So what is Panch Kunda Jodhpur all about?
The story starts with Mandore, the ancient capital in the 6th Century. It witnessed many an invasion from famous names like Mohammed Tuglaq, Allaudin Khilji, & Illtutmish. It was then decided to build a far superior fort on the highest point of the city, later known as Mehrangarh.
Panch Kunda houses the cenotaphs of all those Mandore and late Jodhpur Queens. There are 46 cenotaphs in remembrance of 46 Queens in total which also includes the memorials of their closest workforce.
The place unfortunately now is all in ruins. Pigeons and monkeys have made it their home and is a big reason for its sorry state. Nonetheless, what’s mystifying is that the structures have remained intact through all these years. Even with minimal to zero restorations, the property has stood the test of time.
It seems that the Royals have been researching for awhile now trying to get the exact names and era in which these were built.

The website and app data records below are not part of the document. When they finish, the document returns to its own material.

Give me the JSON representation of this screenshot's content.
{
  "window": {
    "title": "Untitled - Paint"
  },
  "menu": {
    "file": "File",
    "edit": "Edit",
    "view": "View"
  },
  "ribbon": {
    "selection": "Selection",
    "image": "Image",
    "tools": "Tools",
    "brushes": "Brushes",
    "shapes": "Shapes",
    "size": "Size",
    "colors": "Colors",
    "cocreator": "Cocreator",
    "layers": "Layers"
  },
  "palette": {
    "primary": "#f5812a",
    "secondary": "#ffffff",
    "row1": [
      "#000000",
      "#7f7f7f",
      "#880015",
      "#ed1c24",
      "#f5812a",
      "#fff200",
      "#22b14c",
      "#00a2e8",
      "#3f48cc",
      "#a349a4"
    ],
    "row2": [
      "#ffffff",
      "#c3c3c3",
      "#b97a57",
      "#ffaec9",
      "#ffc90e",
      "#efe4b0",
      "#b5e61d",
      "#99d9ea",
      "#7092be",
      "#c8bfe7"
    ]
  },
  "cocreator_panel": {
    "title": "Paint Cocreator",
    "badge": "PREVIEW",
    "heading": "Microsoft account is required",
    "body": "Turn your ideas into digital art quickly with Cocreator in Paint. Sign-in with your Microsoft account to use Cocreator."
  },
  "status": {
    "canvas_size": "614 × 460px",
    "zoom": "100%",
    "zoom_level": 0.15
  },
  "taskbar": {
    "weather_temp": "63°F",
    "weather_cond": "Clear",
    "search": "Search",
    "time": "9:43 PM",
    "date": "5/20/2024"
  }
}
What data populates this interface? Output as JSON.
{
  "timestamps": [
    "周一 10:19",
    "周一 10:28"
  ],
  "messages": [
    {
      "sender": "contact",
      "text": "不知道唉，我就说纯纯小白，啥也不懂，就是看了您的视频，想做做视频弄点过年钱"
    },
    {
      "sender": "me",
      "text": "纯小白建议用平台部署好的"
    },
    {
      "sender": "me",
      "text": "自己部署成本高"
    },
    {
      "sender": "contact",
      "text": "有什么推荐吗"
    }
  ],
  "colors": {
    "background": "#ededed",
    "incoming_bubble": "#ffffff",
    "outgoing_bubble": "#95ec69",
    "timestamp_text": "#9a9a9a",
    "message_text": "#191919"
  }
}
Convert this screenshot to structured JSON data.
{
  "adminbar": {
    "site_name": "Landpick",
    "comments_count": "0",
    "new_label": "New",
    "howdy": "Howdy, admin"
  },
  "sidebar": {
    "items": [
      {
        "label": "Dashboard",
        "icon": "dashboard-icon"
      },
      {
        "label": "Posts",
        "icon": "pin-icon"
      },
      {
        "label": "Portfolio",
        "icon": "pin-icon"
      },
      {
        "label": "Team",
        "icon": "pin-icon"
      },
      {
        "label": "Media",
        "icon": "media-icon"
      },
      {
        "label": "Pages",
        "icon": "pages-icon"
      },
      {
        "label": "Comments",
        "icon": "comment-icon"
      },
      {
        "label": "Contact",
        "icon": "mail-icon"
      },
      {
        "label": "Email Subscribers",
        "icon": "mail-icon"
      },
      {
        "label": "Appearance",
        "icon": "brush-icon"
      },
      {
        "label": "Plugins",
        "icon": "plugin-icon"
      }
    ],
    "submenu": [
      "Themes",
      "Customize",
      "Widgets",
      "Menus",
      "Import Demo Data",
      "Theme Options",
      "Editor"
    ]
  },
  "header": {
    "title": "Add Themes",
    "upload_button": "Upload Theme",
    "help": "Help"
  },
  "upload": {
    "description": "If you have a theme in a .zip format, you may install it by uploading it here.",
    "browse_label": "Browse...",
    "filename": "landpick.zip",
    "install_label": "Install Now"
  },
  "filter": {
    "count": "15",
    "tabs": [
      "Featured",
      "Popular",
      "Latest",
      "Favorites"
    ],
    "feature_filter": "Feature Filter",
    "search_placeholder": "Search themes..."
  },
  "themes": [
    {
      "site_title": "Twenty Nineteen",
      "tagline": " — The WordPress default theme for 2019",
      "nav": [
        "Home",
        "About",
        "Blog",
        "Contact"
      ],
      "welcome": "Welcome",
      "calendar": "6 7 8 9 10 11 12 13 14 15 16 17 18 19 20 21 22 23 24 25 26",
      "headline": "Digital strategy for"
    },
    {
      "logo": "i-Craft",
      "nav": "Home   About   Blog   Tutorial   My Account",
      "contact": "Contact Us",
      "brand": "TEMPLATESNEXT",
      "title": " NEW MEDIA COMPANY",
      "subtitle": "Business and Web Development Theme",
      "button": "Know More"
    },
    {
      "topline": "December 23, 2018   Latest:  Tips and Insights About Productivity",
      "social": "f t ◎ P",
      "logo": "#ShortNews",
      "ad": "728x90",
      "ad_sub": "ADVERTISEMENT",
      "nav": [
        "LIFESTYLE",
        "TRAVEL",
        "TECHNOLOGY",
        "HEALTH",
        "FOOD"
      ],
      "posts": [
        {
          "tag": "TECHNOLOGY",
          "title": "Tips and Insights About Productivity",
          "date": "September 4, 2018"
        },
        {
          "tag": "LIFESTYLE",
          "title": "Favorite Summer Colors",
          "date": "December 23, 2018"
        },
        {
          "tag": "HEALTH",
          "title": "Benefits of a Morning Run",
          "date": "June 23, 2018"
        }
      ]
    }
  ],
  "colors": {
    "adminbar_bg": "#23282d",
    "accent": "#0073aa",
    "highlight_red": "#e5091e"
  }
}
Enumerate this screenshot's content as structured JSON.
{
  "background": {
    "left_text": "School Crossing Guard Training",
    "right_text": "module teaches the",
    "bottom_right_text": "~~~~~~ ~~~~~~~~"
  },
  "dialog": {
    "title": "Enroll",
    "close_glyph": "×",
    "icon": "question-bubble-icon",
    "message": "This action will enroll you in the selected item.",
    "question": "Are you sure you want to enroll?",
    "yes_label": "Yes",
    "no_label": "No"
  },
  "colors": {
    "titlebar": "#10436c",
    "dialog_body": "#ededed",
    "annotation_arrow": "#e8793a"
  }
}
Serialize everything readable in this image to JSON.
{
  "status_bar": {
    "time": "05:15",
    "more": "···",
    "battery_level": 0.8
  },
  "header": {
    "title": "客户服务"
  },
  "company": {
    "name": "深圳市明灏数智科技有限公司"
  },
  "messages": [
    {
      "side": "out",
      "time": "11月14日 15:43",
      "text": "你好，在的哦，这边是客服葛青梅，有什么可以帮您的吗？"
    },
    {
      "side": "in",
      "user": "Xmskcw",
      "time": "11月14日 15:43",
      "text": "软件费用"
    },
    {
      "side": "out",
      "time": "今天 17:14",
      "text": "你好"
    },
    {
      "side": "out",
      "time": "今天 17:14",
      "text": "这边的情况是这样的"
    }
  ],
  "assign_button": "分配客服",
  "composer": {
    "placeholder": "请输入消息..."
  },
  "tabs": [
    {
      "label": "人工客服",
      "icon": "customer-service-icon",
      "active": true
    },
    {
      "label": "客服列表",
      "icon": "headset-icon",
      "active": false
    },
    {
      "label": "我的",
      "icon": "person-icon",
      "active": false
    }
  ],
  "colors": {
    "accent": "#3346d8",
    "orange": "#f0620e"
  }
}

Very little is known about each cenotaph, and for whom it stands.
For anyone who does have specific information about the history of Panch Kunda Jodhpur do share in the comments below. This is the best that I could gather about this beautiful historical marvel of Jodhpur.